:: PROBLEM REQUIREMENTS ::
Every entry that follows is to be set down exactly, with its pictures omitted.

SOURCE RECORDS below:

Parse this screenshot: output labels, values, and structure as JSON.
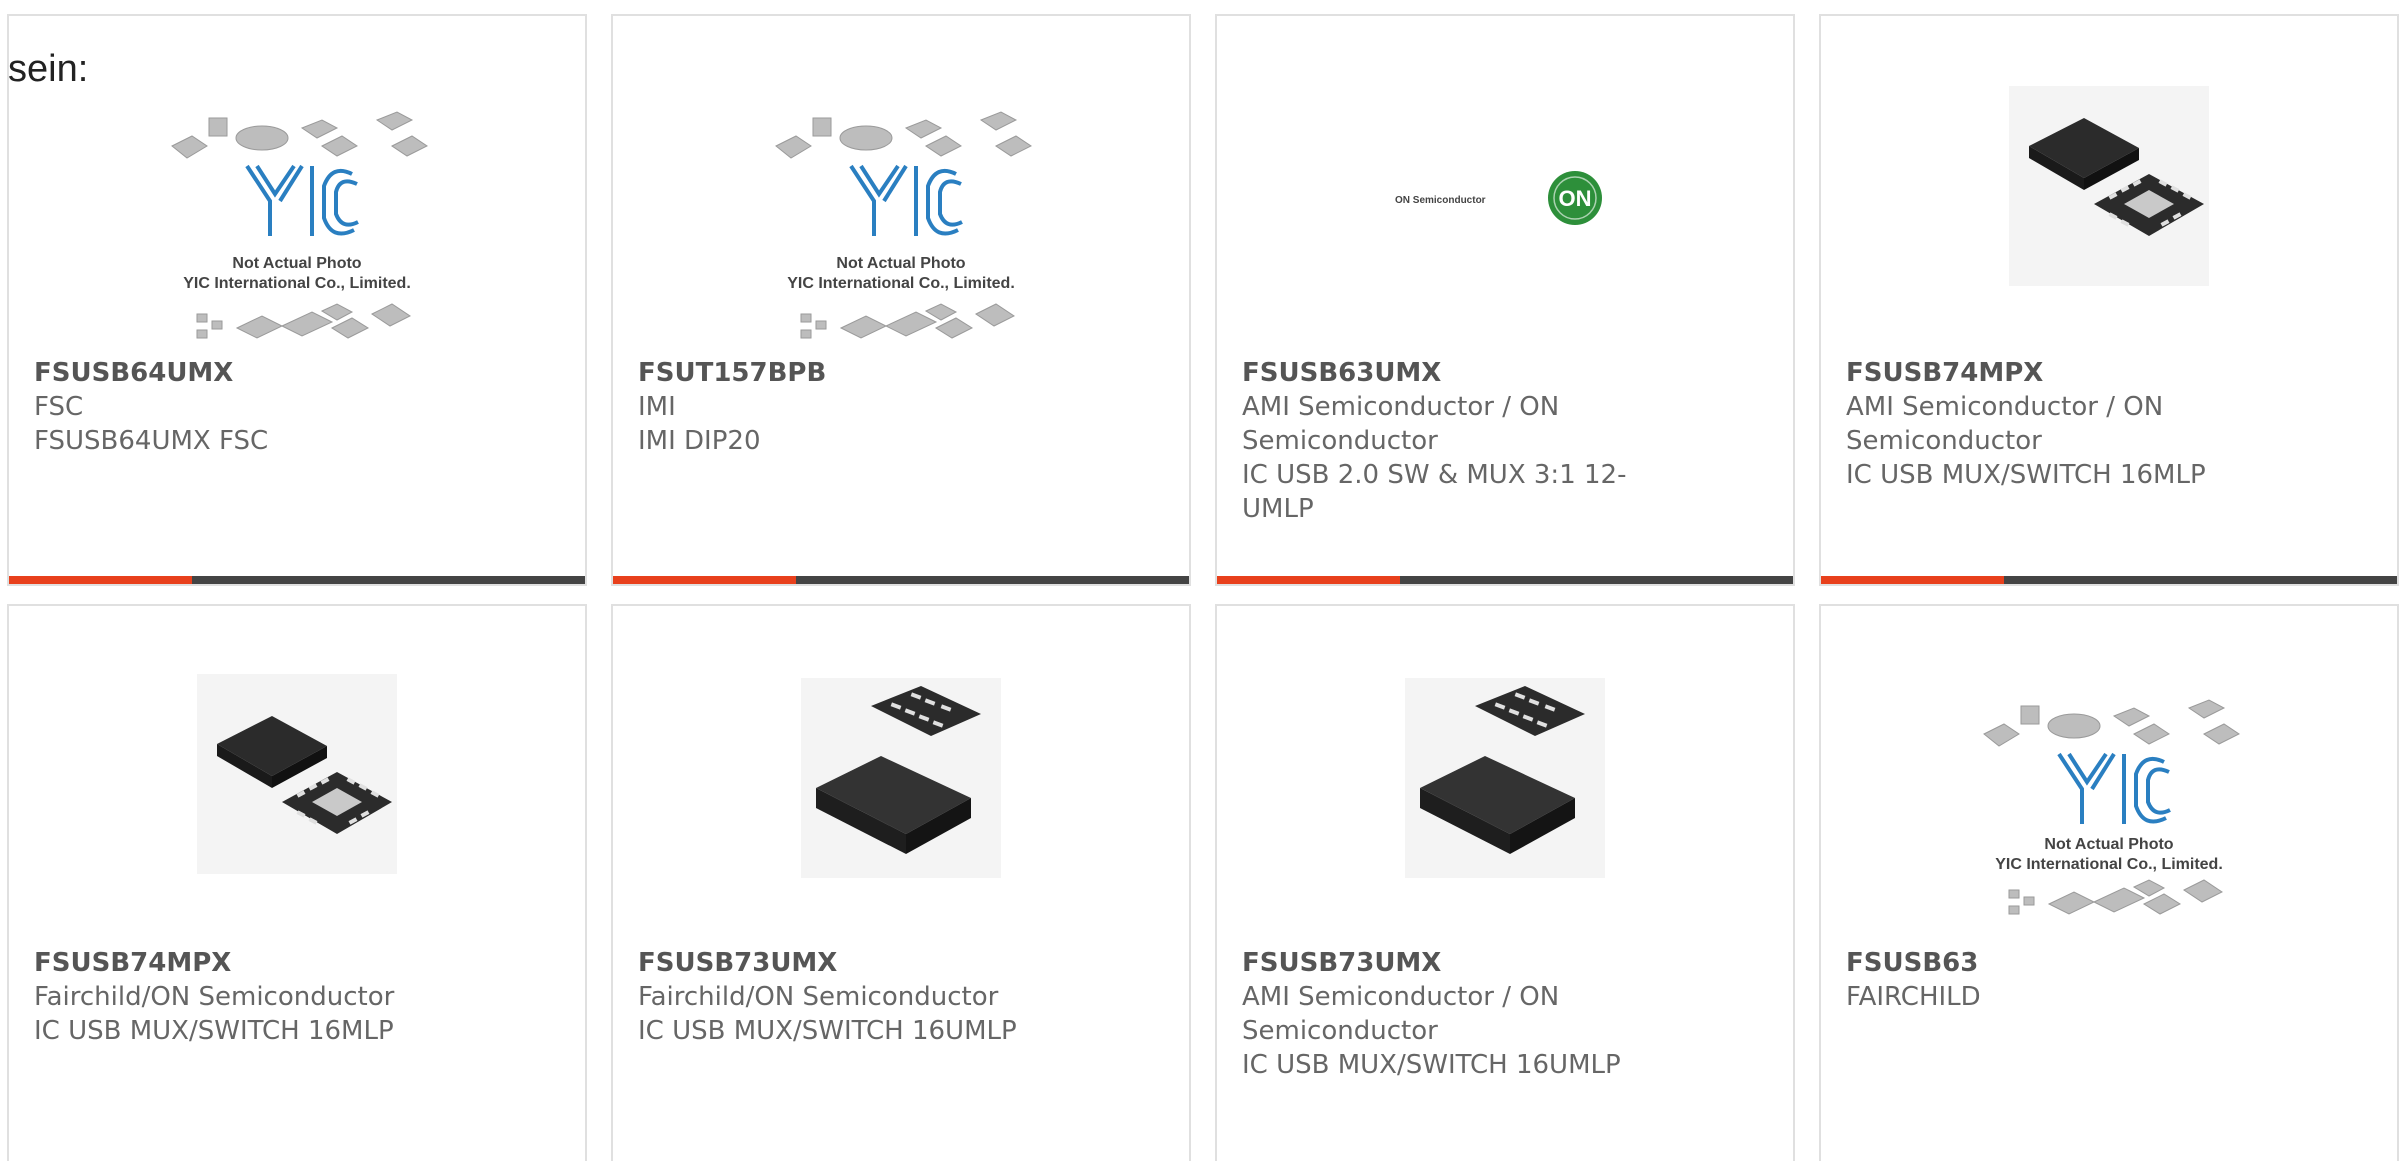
{
  "intro_text": "sein:",
  "placeholder": {
    "line1": "Not Actual Photo",
    "line2": "YIC International Co., Limited.",
    "brand": "YIC"
  },
  "on_logo": {
    "text": "ON Semiconductor",
    "badge": "ON"
  },
  "colors": {
    "accent": "#e8401c",
    "bar": "#444444",
    "card_border": "#e0e0e0",
    "yic_blue": "#2a7fc1",
    "on_green": "#2d8f3a"
  },
  "products": [
    {
      "part_number": "FSUSB64UMX",
      "maker": "FSC",
      "desc_lines": [
        "FSUSB64UMX FSC"
      ],
      "image": "yic-placeholder"
    },
    {
      "part_number": "FSUT157BPB",
      "maker": "IMI",
      "desc_lines": [
        "IMI DIP20"
      ],
      "image": "yic-placeholder"
    },
    {
      "part_number": "FSUSB63UMX",
      "maker": "AMI Semiconductor / ON Semiconductor",
      "desc_lines": [
        "IC USB 2.0 SW & MUX 3:1 12-",
        "UMLP"
      ],
      "image": "on-semiconductor-logo"
    },
    {
      "part_number": "FSUSB74MPX",
      "maker": "AMI Semiconductor / ON Semiconductor",
      "desc_lines": [
        "IC USB MUX/SWITCH 16MLP"
      ],
      "image": "qfn-chip-photo"
    },
    {
      "part_number": "FSUSB74MPX",
      "maker": "Fairchild/ON Semiconductor",
      "desc_lines": [
        "IC USB MUX/SWITCH 16MLP"
      ],
      "image": "qfn-chip-photo"
    },
    {
      "part_number": "FSUSB73UMX",
      "maker": "Fairchild/ON Semiconductor",
      "desc_lines": [
        "IC USB MUX/SWITCH 16UMLP"
      ],
      "image": "umlp-chip-photo"
    },
    {
      "part_number": "FSUSB73UMX",
      "maker": "AMI Semiconductor / ON Semiconductor",
      "desc_lines": [
        "IC USB MUX/SWITCH 16UMLP"
      ],
      "image": "umlp-chip-photo"
    },
    {
      "part_number": "FSUSB63",
      "maker": "FAIRCHILD",
      "desc_lines": [],
      "image": "yic-placeholder"
    }
  ]
}
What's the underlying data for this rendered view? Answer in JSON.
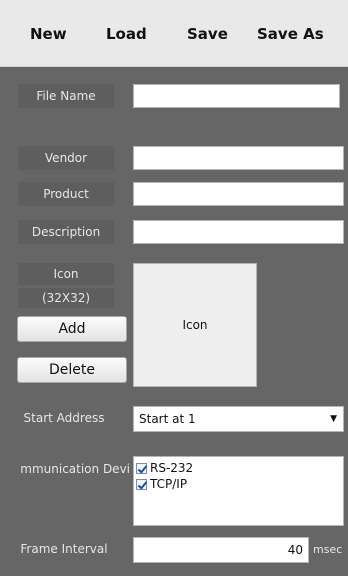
{
  "toolbar": {
    "new": "New",
    "load": "Load",
    "save": "Save",
    "save_as": "Save As"
  },
  "form": {
    "file_name": {
      "label": "File Name",
      "value": ""
    },
    "vendor": {
      "label": "Vendor",
      "value": ""
    },
    "product": {
      "label": "Product",
      "value": ""
    },
    "description": {
      "label": "Description",
      "value": ""
    },
    "icon": {
      "label": "Icon",
      "size_hint": "(32X32)",
      "add_label": "Add",
      "delete_label": "Delete",
      "preview_text": "Icon"
    },
    "start_address": {
      "label": "Start Address",
      "selected": "Start at 1"
    },
    "communication_device": {
      "label": "mmunication Devi",
      "options": [
        {
          "label": "RS-232",
          "checked": true
        },
        {
          "label": "TCP/IP",
          "checked": true
        }
      ]
    },
    "frame_interval": {
      "label": "Frame Interval",
      "value": "40",
      "unit": "msec"
    }
  }
}
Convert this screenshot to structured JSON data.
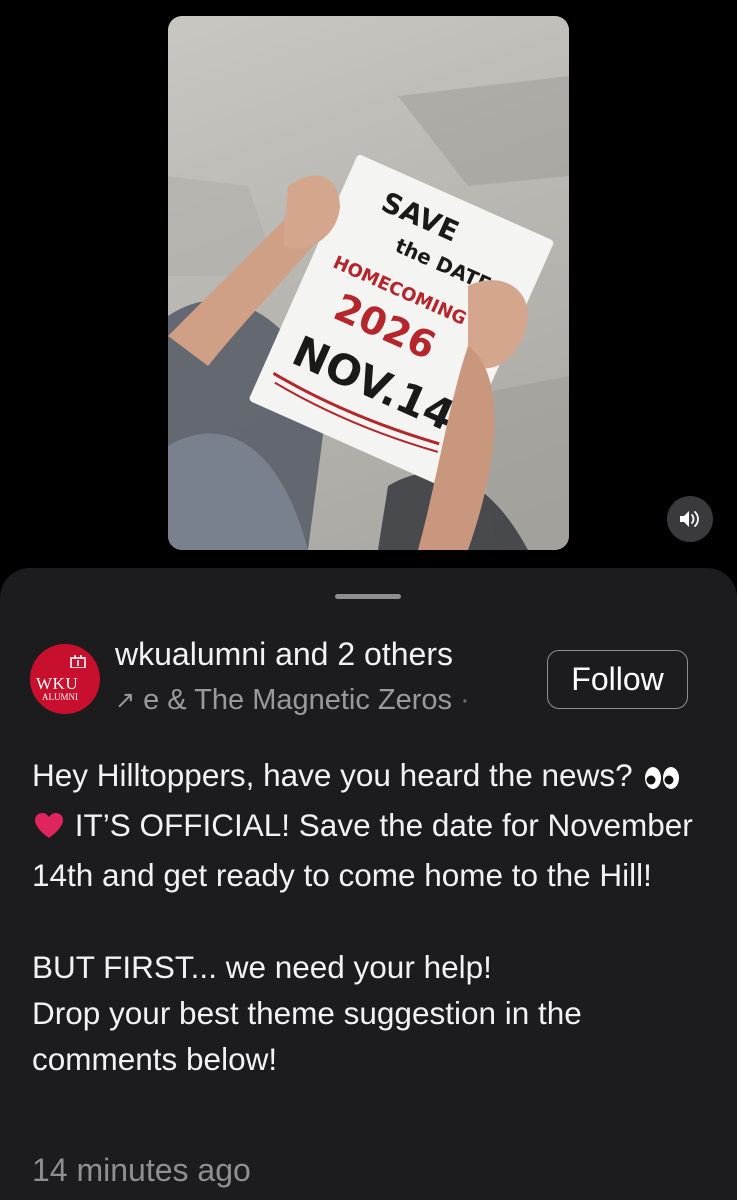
{
  "video": {
    "sign_text": {
      "line1": "SAVE",
      "line2": "the DATE",
      "line3": "HOMECOMING",
      "line4": "2026",
      "line5": "NOV.14"
    },
    "mute_icon": "speaker-icon"
  },
  "post": {
    "account_name": "wkualumni",
    "coauthors": " and 2 others",
    "audio_track": "e & The Magnetic Zeros",
    "audio_separator": "·",
    "follow_label": "Follow",
    "avatar": {
      "text": "WKU",
      "subtext": "ALUMNI",
      "brand_color": "#c8102e"
    },
    "caption": {
      "line1a": "Hey Hilltoppers, have you heard the news?",
      "line1b": "IT’S OFFICIAL! Save the date for November 14th and get ready to come home to the Hill!",
      "line2": "BUT FIRST... we need your help!",
      "line3": "Drop your best theme suggestion in the comments below!"
    },
    "timestamp": "14 minutes ago"
  }
}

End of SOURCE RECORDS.

:: ANSWER SPACE ::
Parse this screenshot: output labels, values, and structure as JSON.
{
  "intro_text": "sein:",
  "placeholder": {
    "line1": "Not Actual Photo",
    "line2": "YIC International Co., Limited.",
    "brand": "YIC"
  },
  "on_logo": {
    "text": "ON Semiconductor",
    "badge": "ON"
  },
  "colors": {
    "accent": "#e8401c",
    "bar": "#444444",
    "card_border": "#e0e0e0",
    "yic_blue": "#2a7fc1",
    "on_green": "#2d8f3a"
  },
  "products": [
    {
      "part_number": "FSUSB64UMX",
      "maker": "FSC",
      "desc_lines": [
        "FSUSB64UMX FSC"
      ],
      "image": "yic-placeholder"
    },
    {
      "part_number": "FSUT157BPB",
      "maker": "IMI",
      "desc_lines": [
        "IMI DIP20"
      ],
      "image": "yic-placeholder"
    },
    {
      "part_number": "FSUSB63UMX",
      "maker": "AMI Semiconductor / ON Semiconductor",
      "desc_lines": [
        "IC USB 2.0 SW & MUX 3:1 12-",
        "UMLP"
      ],
      "image": "on-semiconductor-logo"
    },
    {
      "part_number": "FSUSB74MPX",
      "maker": "AMI Semiconductor / ON Semiconductor",
      "desc_lines": [
        "IC USB MUX/SWITCH 16MLP"
      ],
      "image": "qfn-chip-photo"
    },
    {
      "part_number": "FSUSB74MPX",
      "maker": "Fairchild/ON Semiconductor",
      "desc_lines": [
        "IC USB MUX/SWITCH 16MLP"
      ],
      "image": "qfn-chip-photo"
    },
    {
      "part_number": "FSUSB73UMX",
      "maker": "Fairchild/ON Semiconductor",
      "desc_lines": [
        "IC USB MUX/SWITCH 16UMLP"
      ],
      "image": "umlp-chip-photo"
    },
    {
      "part_number": "FSUSB73UMX",
      "maker": "AMI Semiconductor / ON Semiconductor",
      "desc_lines": [
        "IC USB MUX/SWITCH 16UMLP"
      ],
      "image": "umlp-chip-photo"
    },
    {
      "part_number": "FSUSB63",
      "maker": "FAIRCHILD",
      "desc_lines": [],
      "image": "yic-placeholder"
    }
  ]
}
What's the underlying data for this rendered view? Answer in JSON.
{
  "toolbar": {
    "new": "New",
    "load": "Load",
    "save": "Save",
    "save_as": "Save As"
  },
  "form": {
    "file_name": {
      "label": "File Name",
      "value": ""
    },
    "vendor": {
      "label": "Vendor",
      "value": ""
    },
    "product": {
      "label": "Product",
      "value": ""
    },
    "description": {
      "label": "Description",
      "value": ""
    },
    "icon": {
      "label": "Icon",
      "size_hint": "(32X32)",
      "add_label": "Add",
      "delete_label": "Delete",
      "preview_text": "Icon"
    },
    "start_address": {
      "label": "Start Address",
      "selected": "Start at 1"
    },
    "communication_device": {
      "label": "mmunication Devi",
      "options": [
        {
          "label": "RS-232",
          "checked": true
        },
        {
          "label": "TCP/IP",
          "checked": true
        }
      ]
    },
    "frame_interval": {
      "label": "Frame Interval",
      "value": "40",
      "unit": "msec"
    }
  }
}
Convert this screenshot to structured JSON data.
{
  "video": {
    "sign_text": {
      "line1": "SAVE",
      "line2": "the DATE",
      "line3": "HOMECOMING",
      "line4": "2026",
      "line5": "NOV.14"
    },
    "mute_icon": "speaker-icon"
  },
  "post": {
    "account_name": "wkualumni",
    "coauthors": " and 2 others",
    "audio_track": "e & The Magnetic Zeros",
    "audio_separator": "·",
    "follow_label": "Follow",
    "avatar": {
      "text": "WKU",
      "subtext": "ALUMNI",
      "brand_color": "#c8102e"
    },
    "caption": {
      "line1a": "Hey Hilltoppers, have you heard the news?",
      "line1b": "IT’S OFFICIAL! Save the date for November 14th and get ready to come home to the Hill!",
      "line2": "BUT FIRST... we need your help!",
      "line3": "Drop your best theme suggestion in the comments below!"
    },
    "timestamp": "14 minutes ago"
  }
}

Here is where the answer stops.